Hello, my friend and I are planning on traveling to America at the end of the year in our (Australia's) summer, so your winter.
We want to hire a car and road trip from New York to San Francisco (obviously lots of stops in between) then up to Vancouver in Canada, then to Toronto and then back to New York. So obviously there will be a lot of snow in most of the places we'll drive through. This time of year is the only time we can both get time off and we WANT to visit in winter, but we also want to drive and aren't really looking to compromise on that. The place we are planning on hiring a car from have a Jeep Grand Cherokee available and thats the car we are hoping on getting. So all I really want to know is what advise can you give us on traveling in winter and what things should we plan/look out for? Is a road trip in the dead of winter possible? Should we get snow chains even with a 4x4? We're both very good and safe drivers but any suggestions and information you could give would be much appreciated thank you!
Travelling the US/Canada in the winter is completely doable. Some things to note
1)A 4x4 doesn't mean you won't slip and fishtail, just means the likelihood if you getting stuck in snow is less. I have driven small 2 wheel cars in snow and watched 4x4 jeeps do 360s around me. The trick is easy on the gas and break, maintaining a constant in control speed.
2) Snow chains are only required in some places and not all, most of the time only big trucks require them. Again this is local jurisdiction rules and varies, in my experience I have never required them in well traveled areas.
3) As a note most interstates (I-## roads) and some US routes (US##) are consistently plowed. Basically the places that are used to dealing with snow, get it cleaned fast. The places are that are not used to getting tons of snow are slower (such as the Washington, DC area). However if any place gets dumped on, you are screwed for a few days anyway no matter what you are driving, cause they usually just shut down the roads.

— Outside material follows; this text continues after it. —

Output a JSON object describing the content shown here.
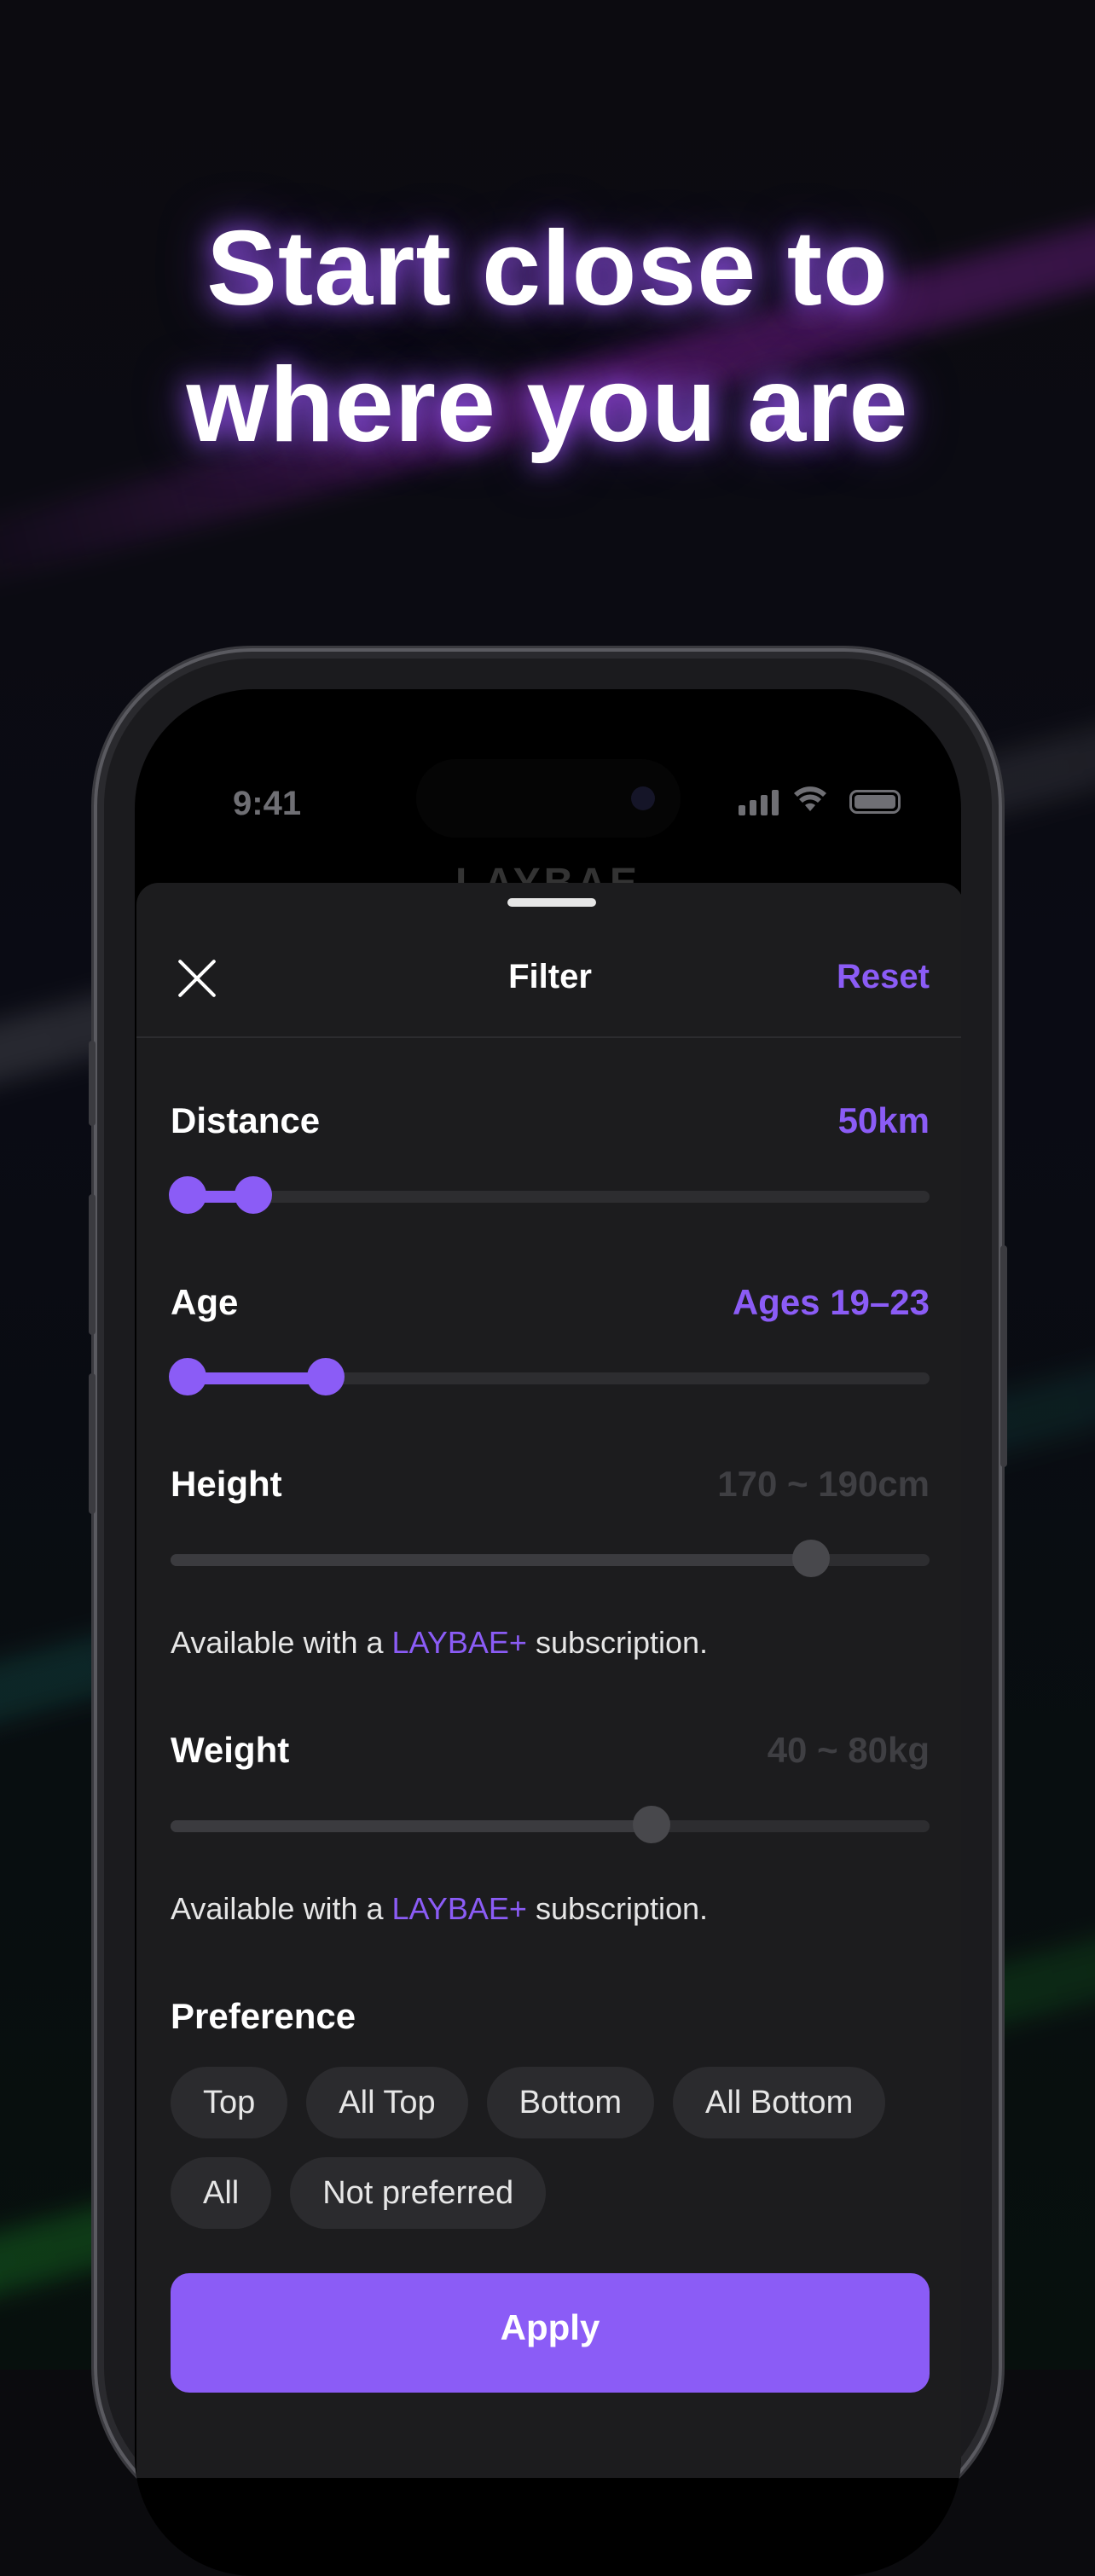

4) I wouldn't too much about Canada, lived there for many years, and they consistently clean the roads. However like the above comment, if they get dumped on, you are screwed no matter what you drive.

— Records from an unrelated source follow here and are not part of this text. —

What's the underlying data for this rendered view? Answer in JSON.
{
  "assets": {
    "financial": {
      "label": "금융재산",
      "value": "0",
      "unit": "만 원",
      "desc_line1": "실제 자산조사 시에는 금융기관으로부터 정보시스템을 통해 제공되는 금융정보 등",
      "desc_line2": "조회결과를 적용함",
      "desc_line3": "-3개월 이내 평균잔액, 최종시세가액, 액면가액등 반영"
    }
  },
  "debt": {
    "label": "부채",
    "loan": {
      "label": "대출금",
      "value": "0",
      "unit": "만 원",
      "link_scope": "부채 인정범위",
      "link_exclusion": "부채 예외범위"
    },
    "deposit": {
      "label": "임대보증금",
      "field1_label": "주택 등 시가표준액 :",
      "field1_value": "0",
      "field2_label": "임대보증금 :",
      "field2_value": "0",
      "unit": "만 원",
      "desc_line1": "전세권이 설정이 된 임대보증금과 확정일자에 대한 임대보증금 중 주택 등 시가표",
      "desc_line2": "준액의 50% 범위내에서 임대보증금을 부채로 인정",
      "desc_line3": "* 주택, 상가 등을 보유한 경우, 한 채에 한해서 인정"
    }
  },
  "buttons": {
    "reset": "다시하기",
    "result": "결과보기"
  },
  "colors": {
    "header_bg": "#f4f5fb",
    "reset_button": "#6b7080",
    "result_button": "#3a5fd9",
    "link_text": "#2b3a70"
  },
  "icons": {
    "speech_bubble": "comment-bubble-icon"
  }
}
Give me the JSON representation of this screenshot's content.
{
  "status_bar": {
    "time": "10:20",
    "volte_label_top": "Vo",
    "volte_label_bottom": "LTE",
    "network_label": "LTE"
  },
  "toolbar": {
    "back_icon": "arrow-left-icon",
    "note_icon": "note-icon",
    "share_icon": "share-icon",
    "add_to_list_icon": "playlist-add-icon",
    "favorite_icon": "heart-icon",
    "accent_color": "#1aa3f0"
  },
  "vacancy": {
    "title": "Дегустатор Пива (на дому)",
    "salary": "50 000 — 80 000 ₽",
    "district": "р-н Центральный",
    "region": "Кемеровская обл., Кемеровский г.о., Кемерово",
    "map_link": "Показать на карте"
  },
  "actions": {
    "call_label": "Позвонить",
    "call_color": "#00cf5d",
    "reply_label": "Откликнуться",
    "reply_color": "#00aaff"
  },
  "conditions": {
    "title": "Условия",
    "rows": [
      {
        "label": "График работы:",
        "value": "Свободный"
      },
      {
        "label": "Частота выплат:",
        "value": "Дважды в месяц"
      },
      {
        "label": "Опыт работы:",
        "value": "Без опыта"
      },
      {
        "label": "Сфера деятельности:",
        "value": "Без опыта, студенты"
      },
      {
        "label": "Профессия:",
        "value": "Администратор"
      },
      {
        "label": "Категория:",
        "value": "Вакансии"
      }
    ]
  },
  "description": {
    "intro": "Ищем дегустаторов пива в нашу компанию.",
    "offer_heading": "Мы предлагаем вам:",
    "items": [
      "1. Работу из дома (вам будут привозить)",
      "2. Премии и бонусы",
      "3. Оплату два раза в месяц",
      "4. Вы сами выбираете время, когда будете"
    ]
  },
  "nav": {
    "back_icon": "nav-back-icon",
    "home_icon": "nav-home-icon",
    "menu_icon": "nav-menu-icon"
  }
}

5) Road closures, a lot of the places out west in the Mountains have winter road closures. Some mountain passes are not maintained so you can't get to them in the winter anyway. Examples are Yosemite's Tioaga road, most of Yellowstone National Park, sections of Rocky Mountain National Park, Grand Tetons National Park. So before you go, find out of the roads are open. Also purchace an annual national parks pass, its good for 1 car load (or 4 people) $80, most national park fees range from free-$10-$25+. You can get them at any fee station. BTW, I highly recommend checking out Yellowstone National park in the winter, it's a bit more expensive, as you have to pay for shuttle in and lodging in the Park.
6) Emergency gear. If you plan on travelling a lot in winter conditions and in remote places, pack a nice winter sleeping bag (rated 0C or lower preferred), a camp stove, a few liters of water and food. This is in case you encounter blizzard conditions and you have to shelter in place. I have yet to have to do this, but just in case.... Also to note, most campsites are closed in the winter, camping on the side of the road is generally frowned on in the US.
Road-Tripping-USA, hope you guys have a blast!